National Assembly Speaker Park Byeong-seug met with the presidents of Turkey and Azerbaijan during a nine-day visit that ended Saturday, officials said Sunday. During those meetings the leaders of both nations agreed to deepen economic and diplomatic ties with Korea.

Park stressed the significance of bilateral economic cooperation and asked them to support the efforts of Korean companies to take part in major projects there, according to a statement released by the speaker’s office.

Park visited Turkey from Aug. 14 to Aug. 18 and met with President Recep Tayyip Erdogan and Grand National Assembly Speaker Mustafa Sentop. They discussed ways to explore joint business opportunities in major infrastructure projects in countries bordering Turkey, as well as ways to promote cooperation in the defense industry.

In a meeting with Erdogan, Park said, “The construction of the Canakkale 1915 Bridge proceeded earlier than the expected timeline. If completed, the bridge will become a significant symbol of the bilateral relationship between our two countries.”

He asked the president to pay special attention to Korean businesses in Turkey so that they could continue to take part in the country’s infrastructure projects. He also expressed hope that Korean companies would expand their business not only in Turkey but also in neighboring countries.

The construction of the Canakkale Bridge is a $3.7 billion joint project carried out by Korean and Turkish builders. It is expected to produce the world’s longest suspension bridge, connecting the European and Asian portions of Turkey.

Erdogan concurred with Park’s view and they agreed to seek joint business opportunities in third countries in Central Asia and the Caucasus, building on the successful experience of building the Canakkale Bridge together.

Meeting with the leaders of Turkey, Park also sought to strengthen Korea’s diplomatic foothold in the international community by seeking their support to upgrade MIKTA -- a cross-regional consultative group consisting of middle powers Mexico, Indonesia, Korea, Turkey and Australia -- to a summit-level mechanism. He also solicited Turkey’s support for a nonpermanent seat for Korea on the UN Security Council, as well as for its membership in the UN Human Rights Council.

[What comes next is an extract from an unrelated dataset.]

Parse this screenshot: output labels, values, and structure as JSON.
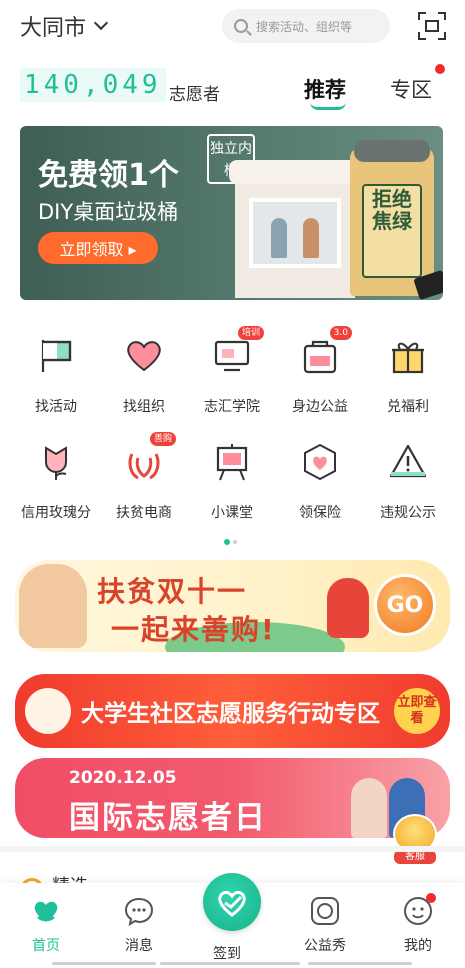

After his visit to Turkey, Park flew to Azerbaijan on Thursday to meet President Ilham Aliyev and Sahiba Gafarova, chair of the country’s parliament.

Park and Aliyev discussed ways to boost engagement for Korean businesses in Azerbaijan’s large-scale projects, including non-oil industrial development, infrastructure modernization and Karabakh rehabilitation.

“Korean businesses are particularly interested in gas processing and petrochemical complex ($3 billion) and gas combined cycle power plant ($1 billion) construction projects,” Park said.

He requested Aliyev’s support for the participation of Korean companies equipped with technology and experience in the construction of smart cities.

Acknowledging Korean companies’ successful implementation of various projects in Azerbaijan, Aliyev expressed his hope that Korean businesses would take part in future projects, including Karabakh rehabilitation, and transfer their technology and experience. Aliyev, who showed keen interest in cooperation with Korean businesses, instructed Azerbaijani Ambassador to Korea Ramzi Teymurov to host an investment roadshow in Seoul before year-end.